Provided information Block Start

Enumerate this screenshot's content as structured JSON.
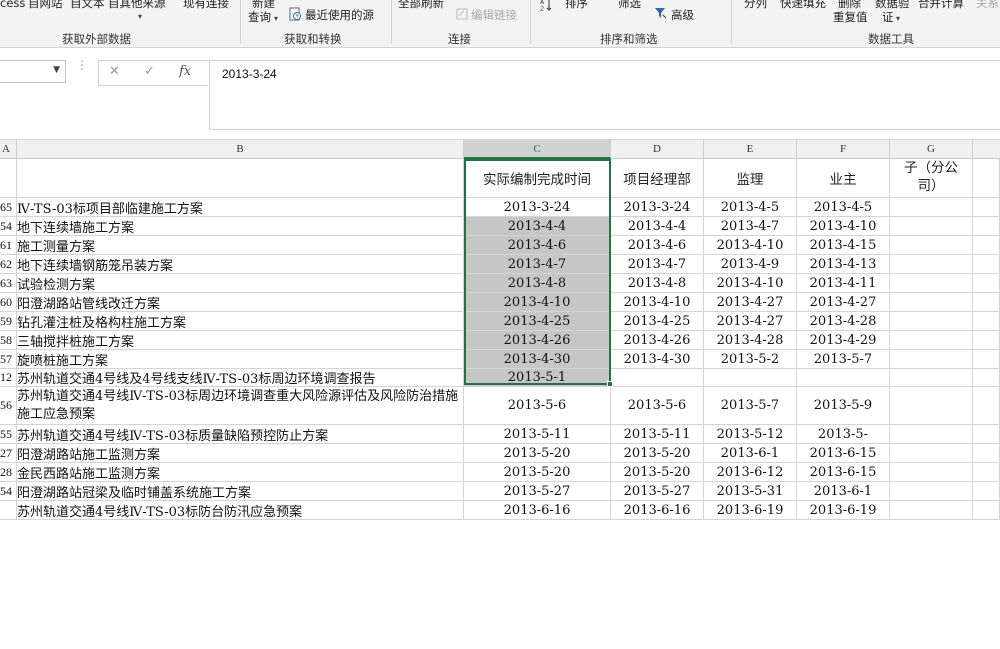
{
  "ribbon": {
    "access_btn": "cess",
    "web_btn": "自网站",
    "text_btn": "自文本",
    "other_btn": "自其他来源",
    "existing_btn": "现有连接",
    "new_query": "新建",
    "new_query_sub": "查询",
    "recent_sources": "最近使用的源",
    "refresh_all": "全部刷新",
    "edit_links": "编辑链接",
    "sort": "排序",
    "filter": "筛选",
    "advanced": "高级",
    "split": "分列",
    "flash_fill": "快速填充",
    "remove_dup_1": "删除",
    "remove_dup_2": "重复值",
    "validation_1": "数据验",
    "validation_2": "证",
    "consolidate": "合并计算",
    "relations": "关系",
    "group_external": "获取外部数据",
    "group_transform": "获取和转换",
    "group_connections": "连接",
    "group_sort_filter": "排序和筛选",
    "group_tools": "数据工具"
  },
  "formula_bar": {
    "name_box": "",
    "cancel_icon": "✕",
    "enter_icon": "✓",
    "fx": "fx",
    "content": "2013-3-24"
  },
  "columns": [
    "A",
    "B",
    "C",
    "D",
    "E",
    "F",
    "G"
  ],
  "header_row": {
    "a": "",
    "b": "",
    "c": "实际编制完成时间",
    "d": "项目经理部",
    "e": "监理",
    "f": "业主",
    "g": "子（分公司）"
  },
  "rows": [
    {
      "a": "65",
      "b": "Ⅳ-TS-03标项目部临建施工方案",
      "c": "2013-3-24",
      "d": "2013-3-24",
      "e": "2013-4-5",
      "f": "2013-4-5",
      "g": ""
    },
    {
      "a": "54",
      "b": "地下连续墙施工方案",
      "c": "2013-4-4",
      "d": "2013-4-4",
      "e": "2013-4-7",
      "f": "2013-4-10",
      "g": ""
    },
    {
      "a": "61",
      "b": "施工测量方案",
      "c": "2013-4-6",
      "d": "2013-4-6",
      "e": "2013-4-10",
      "f": "2013-4-15",
      "g": ""
    },
    {
      "a": "62",
      "b": "地下连续墙钢筋笼吊装方案",
      "c": "2013-4-7",
      "d": "2013-4-7",
      "e": "2013-4-9",
      "f": "2013-4-13",
      "g": ""
    },
    {
      "a": "63",
      "b": "试验检测方案",
      "c": "2013-4-8",
      "d": "2013-4-8",
      "e": "2013-4-10",
      "f": "2013-4-11",
      "g": ""
    },
    {
      "a": "60",
      "b": "阳澄湖路站管线改迁方案",
      "c": "2013-4-10",
      "d": "2013-4-10",
      "e": "2013-4-27",
      "f": "2013-4-27",
      "g": ""
    },
    {
      "a": "59",
      "b": "钻孔灌注桩及格构柱施工方案",
      "c": "2013-4-25",
      "d": "2013-4-25",
      "e": "2013-4-27",
      "f": "2013-4-28",
      "g": ""
    },
    {
      "a": "58",
      "b": "三轴搅拌桩施工方案",
      "c": "2013-4-26",
      "d": "2013-4-26",
      "e": "2013-4-28",
      "f": "2013-4-29",
      "g": ""
    },
    {
      "a": "57",
      "b": "旋喷桩施工方案",
      "c": "2013-4-30",
      "d": "2013-4-30",
      "e": "2013-5-2",
      "f": "2013-5-7",
      "g": ""
    },
    {
      "a": "12",
      "b": "苏州轨道交通4号线及4号线支线Ⅳ-TS-03标周边环境调查报告",
      "c": "2013-5-1",
      "d": "",
      "e": "",
      "f": "",
      "g": ""
    },
    {
      "a": "56",
      "b": "苏州轨道交通4号线Ⅳ-TS-03标周边环境调查重大风险源评估及风险防治措施施工应急预案",
      "c": "2013-5-6",
      "d": "2013-5-6",
      "e": "2013-5-7",
      "f": "2013-5-9",
      "g": ""
    },
    {
      "a": "55",
      "b": "苏州轨道交通4号线Ⅳ-TS-03标质量缺陷预控防止方案",
      "c": "2013-5-11",
      "d": "2013-5-11",
      "e": "2013-5-12",
      "f": "2013-5-",
      "g": ""
    },
    {
      "a": "27",
      "b": "阳澄湖路站施工监测方案",
      "c": "2013-5-20",
      "d": "2013-5-20",
      "e": "2013-6-1",
      "f": "2013-6-15",
      "g": ""
    },
    {
      "a": "28",
      "b": "金民西路站施工监测方案",
      "c": "2013-5-20",
      "d": "2013-5-20",
      "e": "2013-6-12",
      "f": "2013-6-15",
      "g": ""
    },
    {
      "a": "54",
      "b": "阳澄湖路站冠梁及临时铺盖系统施工方案",
      "c": "2013-5-27",
      "d": "2013-5-27",
      "e": "2013-5-31",
      "f": "2013-6-1",
      "g": ""
    },
    {
      "a": "",
      "b": "苏州轨道交通4号线Ⅳ-TS-03标防台防汛应急预案",
      "c": "2013-6-16",
      "d": "2013-6-16",
      "e": "2013-6-19",
      "f": "2013-6-19",
      "g": ""
    }
  ],
  "colors": {
    "selection": "#217346",
    "selected_fill": "#c6c6c6"
  }
}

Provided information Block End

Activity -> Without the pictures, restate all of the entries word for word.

Exercise solution ->
Enumerate this screenshot's content as structured JSON.
{
  "ribbon": {
    "access_btn": "cess",
    "web_btn": "自网站",
    "text_btn": "自文本",
    "other_btn": "自其他来源",
    "existing_btn": "现有连接",
    "new_query": "新建",
    "new_query_sub": "查询",
    "recent_sources": "最近使用的源",
    "refresh_all": "全部刷新",
    "edit_links": "编辑链接",
    "sort": "排序",
    "filter": "筛选",
    "advanced": "高级",
    "split": "分列",
    "flash_fill": "快速填充",
    "remove_dup_1": "删除",
    "remove_dup_2": "重复值",
    "validation_1": "数据验",
    "validation_2": "证",
    "consolidate": "合并计算",
    "relations": "关系",
    "group_external": "获取外部数据",
    "group_transform": "获取和转换",
    "group_connections": "连接",
    "group_sort_filter": "排序和筛选",
    "group_tools": "数据工具"
  },
  "formula_bar": {
    "name_box": "",
    "cancel_icon": "✕",
    "enter_icon": "✓",
    "fx": "fx",
    "content": "2013-3-24"
  },
  "columns": [
    "A",
    "B",
    "C",
    "D",
    "E",
    "F",
    "G"
  ],
  "header_row": {
    "a": "",
    "b": "",
    "c": "实际编制完成时间",
    "d": "项目经理部",
    "e": "监理",
    "f": "业主",
    "g": "子（分公司）"
  },
  "rows": [
    {
      "a": "65",
      "b": "Ⅳ-TS-03标项目部临建施工方案",
      "c": "2013-3-24",
      "d": "2013-3-24",
      "e": "2013-4-5",
      "f": "2013-4-5",
      "g": ""
    },
    {
      "a": "54",
      "b": "地下连续墙施工方案",
      "c": "2013-4-4",
      "d": "2013-4-4",
      "e": "2013-4-7",
      "f": "2013-4-10",
      "g": ""
    },
    {
      "a": "61",
      "b": "施工测量方案",
      "c": "2013-4-6",
      "d": "2013-4-6",
      "e": "2013-4-10",
      "f": "2013-4-15",
      "g": ""
    },
    {
      "a": "62",
      "b": "地下连续墙钢筋笼吊装方案",
      "c": "2013-4-7",
      "d": "2013-4-7",
      "e": "2013-4-9",
      "f": "2013-4-13",
      "g": ""
    },
    {
      "a": "63",
      "b": "试验检测方案",
      "c": "2013-4-8",
      "d": "2013-4-8",
      "e": "2013-4-10",
      "f": "2013-4-11",
      "g": ""
    },
    {
      "a": "60",
      "b": "阳澄湖路站管线改迁方案",
      "c": "2013-4-10",
      "d": "2013-4-10",
      "e": "2013-4-27",
      "f": "2013-4-27",
      "g": ""
    },
    {
      "a": "59",
      "b": "钻孔灌注桩及格构柱施工方案",
      "c": "2013-4-25",
      "d": "2013-4-25",
      "e": "2013-4-27",
      "f": "2013-4-28",
      "g": ""
    },
    {
      "a": "58",
      "b": "三轴搅拌桩施工方案",
      "c": "2013-4-26",
      "d": "2013-4-26",
      "e": "2013-4-28",
      "f": "2013-4-29",
      "g": ""
    },
    {
      "a": "57",
      "b": "旋喷桩施工方案",
      "c": "2013-4-30",
      "d": "2013-4-30",
      "e": "2013-5-2",
      "f": "2013-5-7",
      "g": ""
    },
    {
      "a": "12",
      "b": "苏州轨道交通4号线及4号线支线Ⅳ-TS-03标周边环境调查报告",
      "c": "2013-5-1",
      "d": "",
      "e": "",
      "f": "",
      "g": ""
    },
    {
      "a": "56",
      "b": "苏州轨道交通4号线Ⅳ-TS-03标周边环境调查重大风险源评估及风险防治措施施工应急预案",
      "c": "2013-5-6",
      "d": "2013-5-6",
      "e": "2013-5-7",
      "f": "2013-5-9",
      "g": ""
    },
    {
      "a": "55",
      "b": "苏州轨道交通4号线Ⅳ-TS-03标质量缺陷预控防止方案",
      "c": "2013-5-11",
      "d": "2013-5-11",
      "e": "2013-5-12",
      "f": "2013-5-",
      "g": ""
    },
    {
      "a": "27",
      "b": "阳澄湖路站施工监测方案",
      "c": "2013-5-20",
      "d": "2013-5-20",
      "e": "2013-6-1",
      "f": "2013-6-15",
      "g": ""
    },
    {
      "a": "28",
      "b": "金民西路站施工监测方案",
      "c": "2013-5-20",
      "d": "2013-5-20",
      "e": "2013-6-12",
      "f": "2013-6-15",
      "g": ""
    },
    {
      "a": "54",
      "b": "阳澄湖路站冠梁及临时铺盖系统施工方案",
      "c": "2013-5-27",
      "d": "2013-5-27",
      "e": "2013-5-31",
      "f": "2013-6-1",
      "g": ""
    },
    {
      "a": "",
      "b": "苏州轨道交通4号线Ⅳ-TS-03标防台防汛应急预案",
      "c": "2013-6-16",
      "d": "2013-6-16",
      "e": "2013-6-19",
      "f": "2013-6-19",
      "g": ""
    }
  ],
  "colors": {
    "selection": "#217346",
    "selected_fill": "#c6c6c6"
  }
}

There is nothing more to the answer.